- SourceAvailable from: Mahera Abdulrahman[Show abstract] [Hide abstract]
ABSTRACT: BACKGROUND: United Arab Emirates (UAE) has a heterogeneous population consisting of more than 160 nationalities and 85% of the population being non-UAE. In 2007, Dubai Blood Donation Centre (DBDC), the major local supplier of blood in the UAE, introduced six-minipool nucleic acid test (NAT) for hepatitis B virus (HBV), hepatitis C virus (HCV), and human immunodeficiency virus (HIV), which in 2008 upgraded to individual-donation (ID)-NAT. The aim of this study was to analyze the efficacy of the donor screening program in the UAE and evaluate the impact of NAT on the yield and residual risk of transfusion-transmissible viral infections (TTVIs). STUDY DESIGN AND METHODS: A total of 169,781 blood donations collected at DBDC between 2004 and 2009 were screened for TTVIs. During the period 2008 through 2009, a total of 59,283 donations were tested with both ID-NAT and serologic assays. The incidence, prevalence, and residual risk for each viral agent were estimated and analyzed. RESULTS: The individual prevalences of HBV, HCV, and HIV per 100,000 donation were 234.4, 110, and 4, respectively. Calculated residual risk per million donations for HBV was decreased from 1.41 in pre-NAT period to 0.92 in post-NAT period. These figures were decreased for HCV and HIV from 1.73 and 0.39 to 0 and 0.32, respectively. CONCLUSION: Incidence rates and estimated residual risk indicate that the current risk of TTVIs attributable to blood donation is relatively low in the UAE. The study recommends the parallel use of both serology and ID-NAT TTVIs screening in blood donations and suggests the exclusion of antibody to hepatitis B core antigen-positive donations as this can eliminate the potential infectivity of these units with marginal effects on the blood stock in UAE.Transfusion 06/2012; · 3.53 Impact Factor

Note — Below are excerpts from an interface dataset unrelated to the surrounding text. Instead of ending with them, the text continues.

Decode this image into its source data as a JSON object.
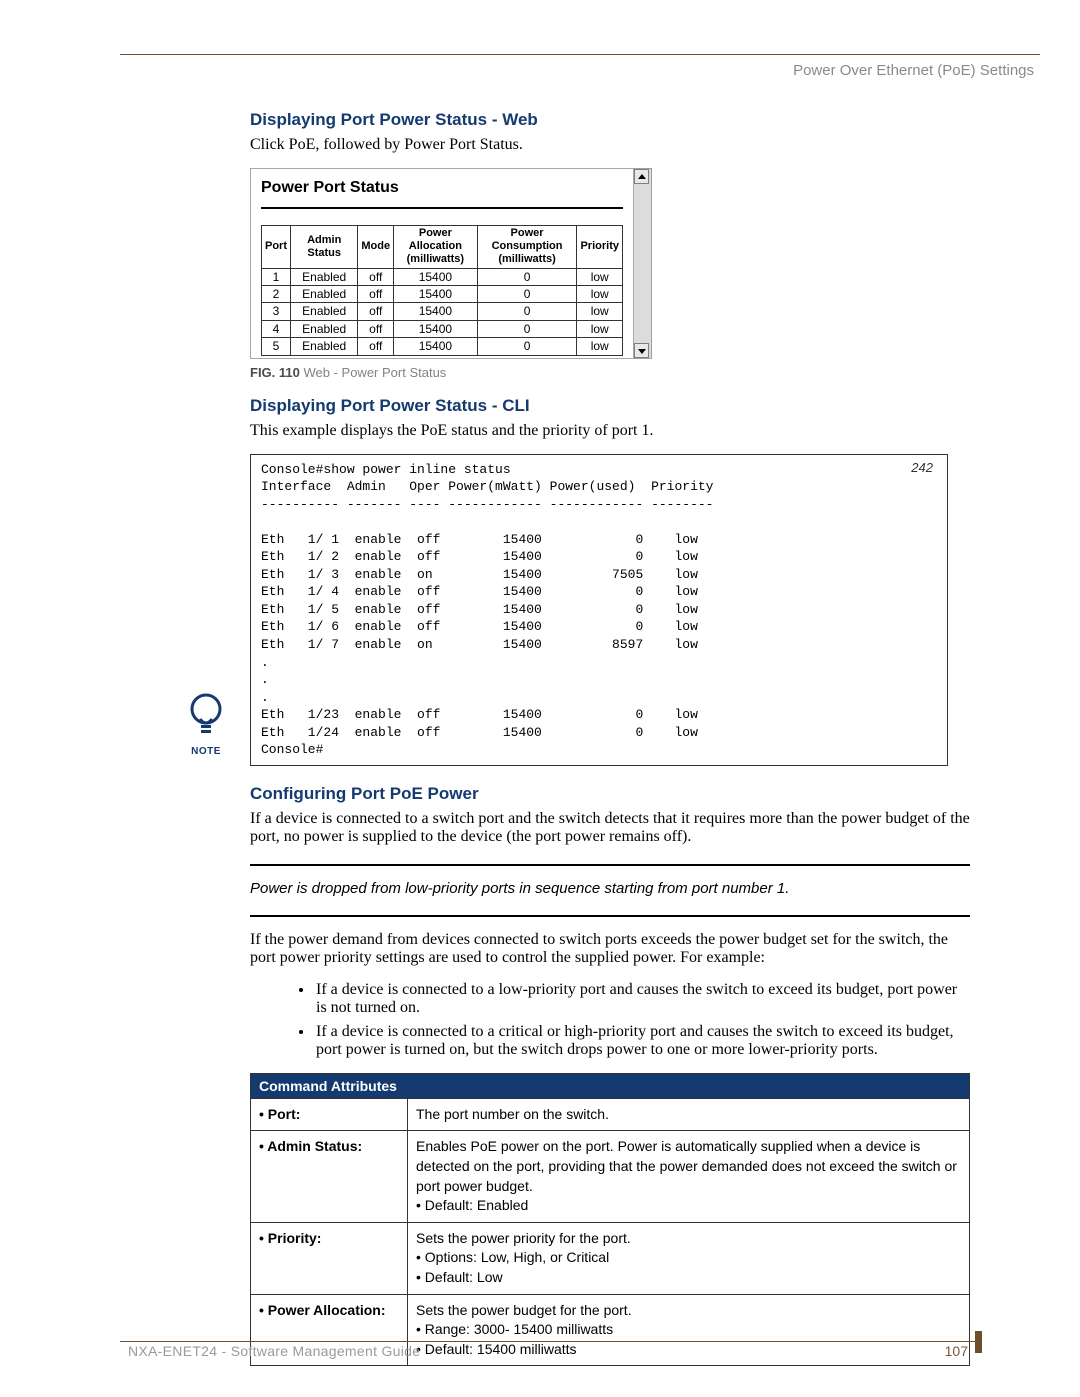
{
  "header": {
    "right": "Power Over Ethernet (PoE) Settings"
  },
  "sec1": {
    "h": "Displaying Port Power Status - Web",
    "p": "Click PoE, followed by Power Port Status.",
    "shot_title": "Power Port Status",
    "cols": {
      "c1": "Port",
      "c2": "Admin Status",
      "c3": "Mode",
      "c4a": "Power Allocation",
      "c4b": "(milliwatts)",
      "c5a": "Power Consumption",
      "c5b": "(milliwatts)",
      "c6": "Priority"
    },
    "rows": [
      {
        "p": "1",
        "a": "Enabled",
        "m": "off",
        "al": "15400",
        "co": "0",
        "pr": "low"
      },
      {
        "p": "2",
        "a": "Enabled",
        "m": "off",
        "al": "15400",
        "co": "0",
        "pr": "low"
      },
      {
        "p": "3",
        "a": "Enabled",
        "m": "off",
        "al": "15400",
        "co": "0",
        "pr": "low"
      },
      {
        "p": "4",
        "a": "Enabled",
        "m": "off",
        "al": "15400",
        "co": "0",
        "pr": "low"
      },
      {
        "p": "5",
        "a": "Enabled",
        "m": "off",
        "al": "15400",
        "co": "0",
        "pr": "low"
      }
    ],
    "caption_bold": "FIG. 110",
    "caption_rest": "  Web - Power Port Status"
  },
  "sec2": {
    "h": "Displaying Port Power Status - CLI",
    "p": "This example displays the PoE status and the priority of port 1.",
    "side_num": "242",
    "pre": "Console#show power inline status\nInterface  Admin   Oper Power(mWatt) Power(used)  Priority\n---------- ------- ---- ------------ ------------ --------\n\nEth   1/ 1  enable  off        15400            0    low\nEth   1/ 2  enable  off        15400            0    low\nEth   1/ 3  enable  on         15400         7505    low\nEth   1/ 4  enable  off        15400            0    low\nEth   1/ 5  enable  off        15400            0    low\nEth   1/ 6  enable  off        15400            0    low\nEth   1/ 7  enable  on         15400         8597    low\n.\n.\n.\nEth   1/23  enable  off        15400            0    low\nEth   1/24  enable  off        15400            0    low\nConsole#"
  },
  "sec3": {
    "h": "Configuring Port PoE Power",
    "p1": "If a device is connected to a switch port and the switch detects that it requires more than the power budget of the port, no power is supplied to the device (the port power remains off).",
    "note_label": "NOTE",
    "note_text": "Power is dropped from low-priority ports in sequence starting from port number 1.",
    "p2": "If the power demand from devices connected to switch ports exceeds the power budget set for the switch, the port power priority settings are used to control the supplied power. For example:",
    "b1": "If a device is connected to a low-priority port and causes the switch to exceed its budget, port power is not turned on.",
    "b2": "If a device is connected to a critical or high-priority port and causes the switch to exceed its budget, port power is turned on, but the switch drops power to one or more lower-priority ports."
  },
  "cmd": {
    "header": "Command Attributes",
    "rows": [
      {
        "k": "• Port:",
        "v": "The port number on the switch."
      },
      {
        "k": "• Admin Status:",
        "v": "Enables PoE power on the port. Power is automatically supplied when a device is detected on the port, providing that the power demanded does not exceed the switch or port power budget.\n• Default: Enabled"
      },
      {
        "k": "• Priority:",
        "v": "Sets the power priority for the port.\n• Options: Low, High, or Critical\n• Default: Low"
      },
      {
        "k": "• Power Allocation:",
        "v": "Sets the power budget for the port.\n• Range: 3000- 15400 milliwatts\n• Default: 15400 milliwatts"
      }
    ]
  },
  "footer": {
    "left": "NXA-ENET24 - Software Management Guide",
    "page": "107"
  }
}
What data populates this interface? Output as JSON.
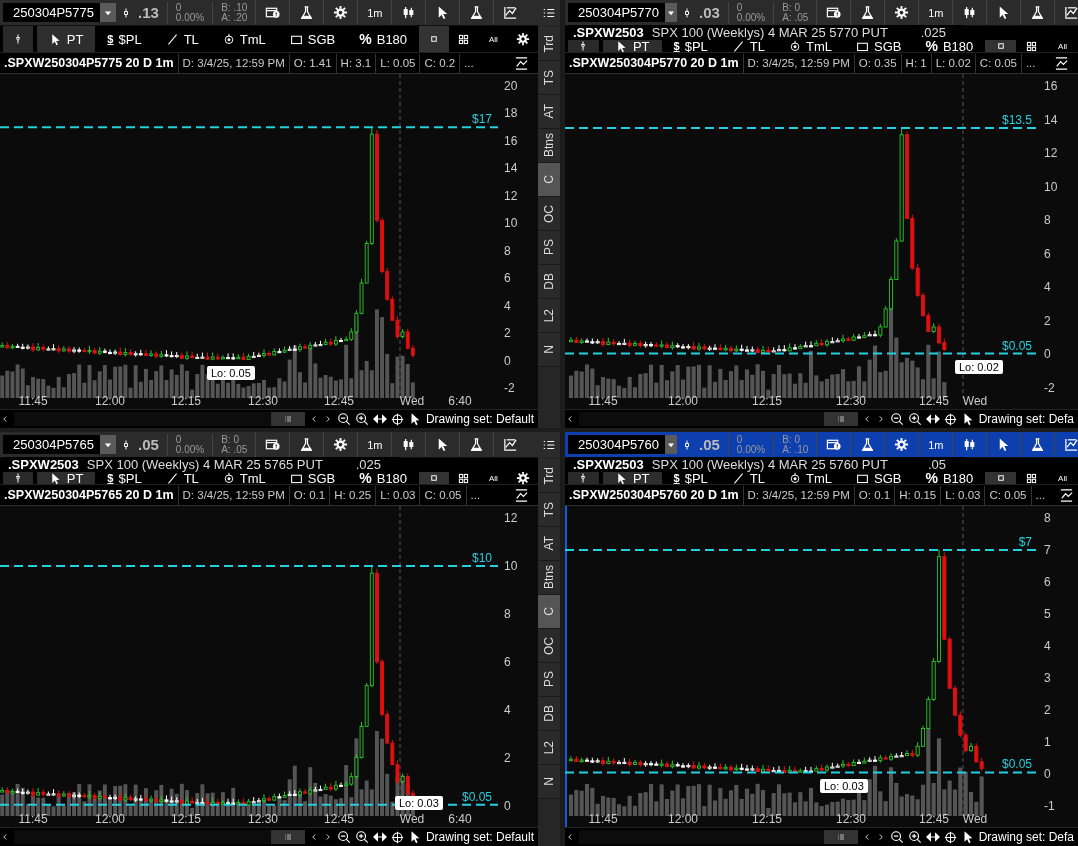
{
  "panels": [
    {
      "active": false,
      "symbol": "250304P5775",
      "last": ".13",
      "change": "0",
      "change_pct": "0.00%",
      "bid": "B: .10",
      "ask": "A: .20",
      "interval": "1m",
      "tools": [
        {
          "kind": "cursor",
          "label": "PT",
          "selected": true
        },
        {
          "kind": "dollar",
          "glyph": "$",
          "label": "$PL",
          "selected": false
        },
        {
          "kind": "line",
          "label": "TL",
          "selected": false
        },
        {
          "kind": "target",
          "label": "TmL",
          "selected": false
        },
        {
          "kind": "rect",
          "label": "SGB",
          "selected": false
        },
        {
          "kind": "percent",
          "glyph": "%",
          "label": "B180",
          "selected": false
        }
      ],
      "views": [
        {
          "kind": "single",
          "selected": true
        },
        {
          "kind": "grid",
          "selected": false
        },
        {
          "kind": "all",
          "label": "All",
          "selected": false
        },
        {
          "kind": "settings",
          "selected": false
        }
      ],
      "info": {
        "title": ".SPXW250304P5775 20 D 1m",
        "fields": [
          "D: 3/4/25, 12:59 PM",
          "O: 1.41",
          "H: 3.1",
          "L: 0.05",
          "C: 0.2",
          "..."
        ]
      },
      "y_ticks": [
        "20",
        "18",
        "16",
        "14",
        "12",
        "10",
        "8",
        "6",
        "4",
        "2",
        "0",
        "-2"
      ],
      "price_lines": [
        {
          "label": "$17"
        }
      ],
      "low_tag": "Lo: 0.05",
      "x_labels": [
        "11:45",
        "12:00",
        "12:15",
        "12:30",
        "12:45",
        "Wed",
        "6:40"
      ],
      "drawing_set": "Drawing set: Default"
    },
    {
      "active": false,
      "symbol": "250304P5770",
      "last": ".03",
      "change": "0",
      "change_pct": "0.00%",
      "bid": "B: 0",
      "ask": "A: .05",
      "interval": "1m",
      "tooltip": {
        "symbol": ".SPXW2503",
        "description": "SPX 100 (Weeklys) 4 MAR 25 5770 PUT",
        "value": ".025"
      },
      "tools": [
        {
          "kind": "cursor",
          "label": "PT",
          "selected": true
        },
        {
          "kind": "dollar",
          "glyph": "$",
          "label": "$PL",
          "selected": false
        },
        {
          "kind": "line",
          "label": "TL",
          "selected": false
        },
        {
          "kind": "target",
          "label": "TmL",
          "selected": false
        },
        {
          "kind": "rect",
          "label": "SGB",
          "selected": false
        },
        {
          "kind": "percent",
          "glyph": "%",
          "label": "B180",
          "selected": false
        }
      ],
      "views": [
        {
          "kind": "single",
          "selected": true
        },
        {
          "kind": "grid",
          "selected": false
        },
        {
          "kind": "all",
          "label": "All",
          "selected": false
        }
      ],
      "info": {
        "title": ".SPXW250304P5770 20 D 1m",
        "fields": [
          "D: 3/4/25, 12:59 PM",
          "O: 0.35",
          "H: 1",
          "L: 0.02",
          "C: 0.05",
          "..."
        ]
      },
      "y_ticks": [
        "16",
        "14",
        "12",
        "10",
        "8",
        "6",
        "4",
        "2",
        "0",
        "-2"
      ],
      "price_lines": [
        {
          "label": "$13.5"
        },
        {
          "label": "$0.05"
        }
      ],
      "low_tag": "Lo: 0.02",
      "x_labels": [
        "11:45",
        "12:00",
        "12:15",
        "12:30",
        "12:45",
        "Wed"
      ],
      "drawing_set": "Drawing set: Defa"
    },
    {
      "active": false,
      "symbol": "250304P5765",
      "last": ".05",
      "change": "0",
      "change_pct": "0.00%",
      "bid": "B: 0",
      "ask": "A: .05",
      "interval": "1m",
      "tooltip": {
        "symbol": ".SPXW2503",
        "description": "SPX 100 (Weeklys) 4 MAR 25 5765 PUT",
        "value": ".025"
      },
      "tools": [
        {
          "kind": "cursor",
          "label": "PT",
          "selected": true
        },
        {
          "kind": "dollar",
          "glyph": "$",
          "label": "$PL",
          "selected": false
        },
        {
          "kind": "line",
          "label": "TL",
          "selected": false
        },
        {
          "kind": "target",
          "label": "TmL",
          "selected": false
        },
        {
          "kind": "rect",
          "label": "SGB",
          "selected": false
        },
        {
          "kind": "percent",
          "glyph": "%",
          "label": "B180",
          "selected": false
        }
      ],
      "views": [
        {
          "kind": "single",
          "selected": true
        },
        {
          "kind": "grid",
          "selected": false
        },
        {
          "kind": "all",
          "label": "All",
          "selected": false
        },
        {
          "kind": "settings",
          "selected": false
        }
      ],
      "info": {
        "title": ".SPXW250304P5765 20 D 1m",
        "fields": [
          "D: 3/4/25, 12:59 PM",
          "O: 0.1",
          "H: 0.25",
          "L: 0.03",
          "C: 0.05",
          "..."
        ]
      },
      "y_ticks": [
        "12",
        "10",
        "8",
        "6",
        "4",
        "2",
        "0"
      ],
      "price_lines": [
        {
          "label": "$10"
        },
        {
          "label": "$0.05"
        }
      ],
      "low_tag": "Lo: 0.03",
      "x_labels": [
        "11:45",
        "12:00",
        "12:15",
        "12:30",
        "12:45",
        "Wed",
        "6:40"
      ],
      "drawing_set": "Drawing set: Default"
    },
    {
      "active": true,
      "symbol": "250304P5760",
      "last": ".05",
      "change": "0",
      "change_pct": "0.00%",
      "bid": "B: 0",
      "ask": "A: .10",
      "interval": "1m",
      "tooltip": {
        "symbol": ".SPXW2503",
        "description": "SPX 100 (Weeklys) 4 MAR 25 5760 PUT",
        "value": ".05"
      },
      "tools": [
        {
          "kind": "cursor",
          "label": "PT",
          "selected": true
        },
        {
          "kind": "dollar",
          "glyph": "$",
          "label": "$PL",
          "selected": false
        },
        {
          "kind": "line",
          "label": "TL",
          "selected": false
        },
        {
          "kind": "target",
          "label": "TmL",
          "selected": false
        },
        {
          "kind": "rect",
          "label": "SGB",
          "selected": false
        },
        {
          "kind": "percent",
          "glyph": "%",
          "label": "B180",
          "selected": false
        }
      ],
      "views": [
        {
          "kind": "single",
          "selected": true
        },
        {
          "kind": "grid",
          "selected": false
        },
        {
          "kind": "all",
          "label": "All",
          "selected": false
        }
      ],
      "info": {
        "title": ".SPXW250304P5760 20 D 1m",
        "fields": [
          "D: 3/4/25, 12:59 PM",
          "O: 0.1",
          "H: 0.15",
          "L: 0.03",
          "C: 0.05",
          "..."
        ]
      },
      "y_ticks": [
        "8",
        "7",
        "6",
        "5",
        "4",
        "3",
        "2",
        "1",
        "0",
        "-1"
      ],
      "price_lines": [
        {
          "label": "$7"
        },
        {
          "label": "$0.05"
        }
      ],
      "low_tag": "Lo: 0.03",
      "x_labels": [
        "11:45",
        "12:00",
        "12:15",
        "12:30",
        "12:45",
        "Wed"
      ],
      "drawing_set": "Drawing set: Defa"
    }
  ],
  "sidebars": [
    {
      "tabs": [
        {
          "label": "Trd",
          "selected": false
        },
        {
          "label": "TS",
          "selected": false
        },
        {
          "label": "AT",
          "selected": false
        },
        {
          "label": "Btns",
          "selected": false
        },
        {
          "label": "C",
          "selected": true
        },
        {
          "label": "OC",
          "selected": false
        },
        {
          "label": "PS",
          "selected": false
        },
        {
          "label": "DB",
          "selected": false
        },
        {
          "label": "L2",
          "selected": false
        },
        {
          "label": "N",
          "selected": false
        }
      ]
    },
    {
      "tabs": [
        {
          "label": "Trd",
          "selected": false
        },
        {
          "label": "TS",
          "selected": false
        },
        {
          "label": "AT",
          "selected": false
        },
        {
          "label": "Btns",
          "selected": false
        },
        {
          "label": "C",
          "selected": true
        },
        {
          "label": "OC",
          "selected": false
        },
        {
          "label": "PS",
          "selected": false
        },
        {
          "label": "DB",
          "selected": false
        },
        {
          "label": "L2",
          "selected": false
        },
        {
          "label": "N",
          "selected": false
        }
      ]
    }
  ]
}
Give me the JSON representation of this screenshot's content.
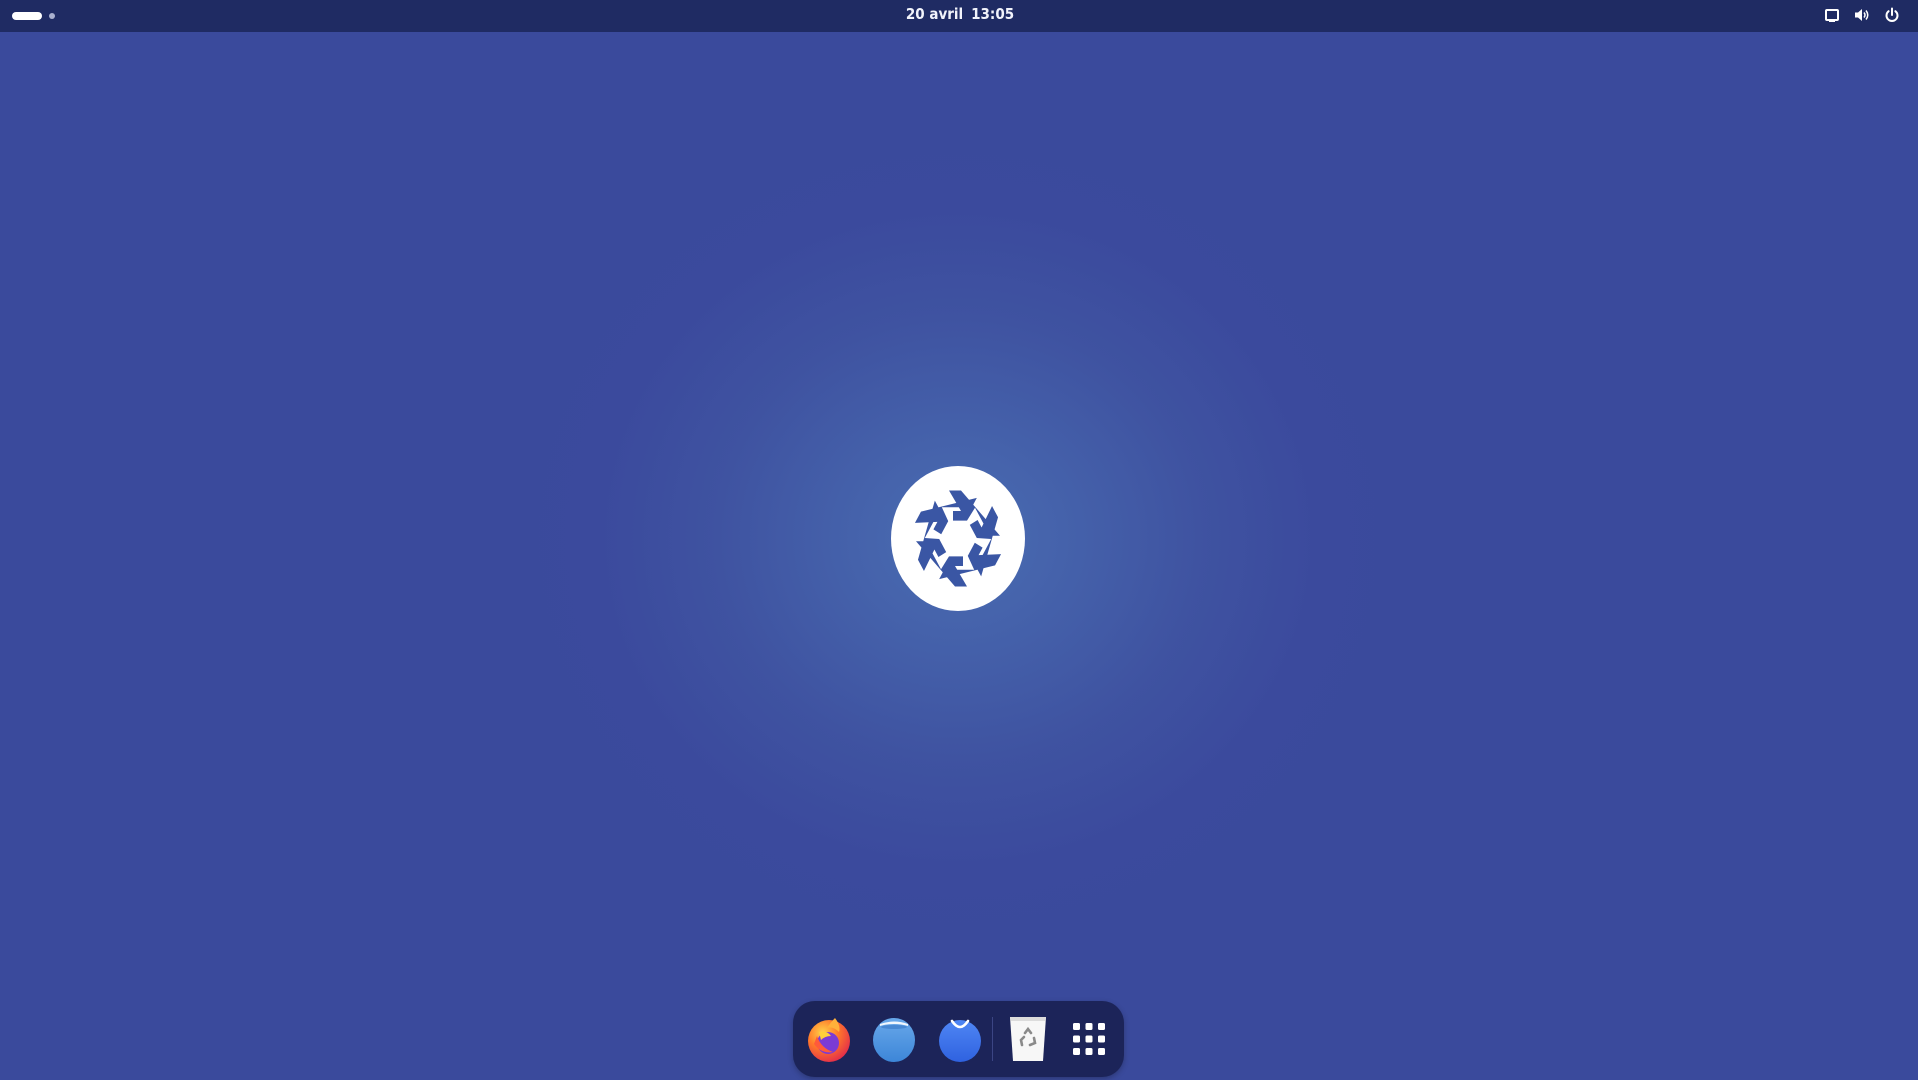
{
  "topbar": {
    "activities_label": "",
    "date": "20 avril",
    "time": "13:05",
    "tray": [
      {
        "icon": "screen-icon"
      },
      {
        "icon": "volume-icon"
      },
      {
        "icon": "power-icon"
      }
    ]
  },
  "desktop": {
    "logo_icon": "nixos-snowflake-icon"
  },
  "dock": {
    "items": [
      {
        "icon": "firefox-icon"
      },
      {
        "icon": "files-icon"
      },
      {
        "icon": "software-store-icon"
      },
      {
        "icon": "trash-icon"
      },
      {
        "icon": "app-grid-icon"
      }
    ]
  },
  "colors": {
    "background": "#3a4a9c",
    "background_glow": "#4a6db2",
    "topbar": "#1f2b63",
    "dock": "#1c2459",
    "logo_white": "#ffffff",
    "logo_blue": "#3a56a4"
  }
}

- [Show abstract] [Hide abstract]
ABSTRACT: Clin Microbiol Infect 2012; 18: 1068-1080 ABSTRACT: Infectious diseases are important causes of morbidity and mortality globally. Epidemiologically, differences in the patterns of infectious diseases and antimicrobial resistance exist across diverse geographical regions. In this review on infectious diseases in the Arabian Peninsula and Egypt, the epidemiology of tuberculosis, malaria and human immunodeficiency virus (HIV) infections will be addressed. The challenges of the hepatitis C epidemic in Egypt and the epidemiology of this infection across the region will be reviewed. In recent years, we have seen dengue endemicity become established, with major outbreaks in parts of the region. Emerging data also indicate that, across the region, there is an increasing burden of antibiotic resistance, with endemicity in healthcare settings and dissemination into the community. New challenges include the emergence of the Alkhurma haemorrhagic fever virus in Saudi Arabia. The annual Hajj pilgrimage in Saudi Arabia serves as a model for the control of infectious disease in mass gatherings. As most of these countries constantly experience a uniquely dynamic population influx in the form of expatriate workers, tourists, or pilgrims, concerted regional and international collaboration to address these public health concerns in a region that lies at the crossroads for the global spread of infectious pathogens is imperative.Clinical Microbiology and Infection 11/2012; 18(11):1068-80. · 4.58 Impact Factor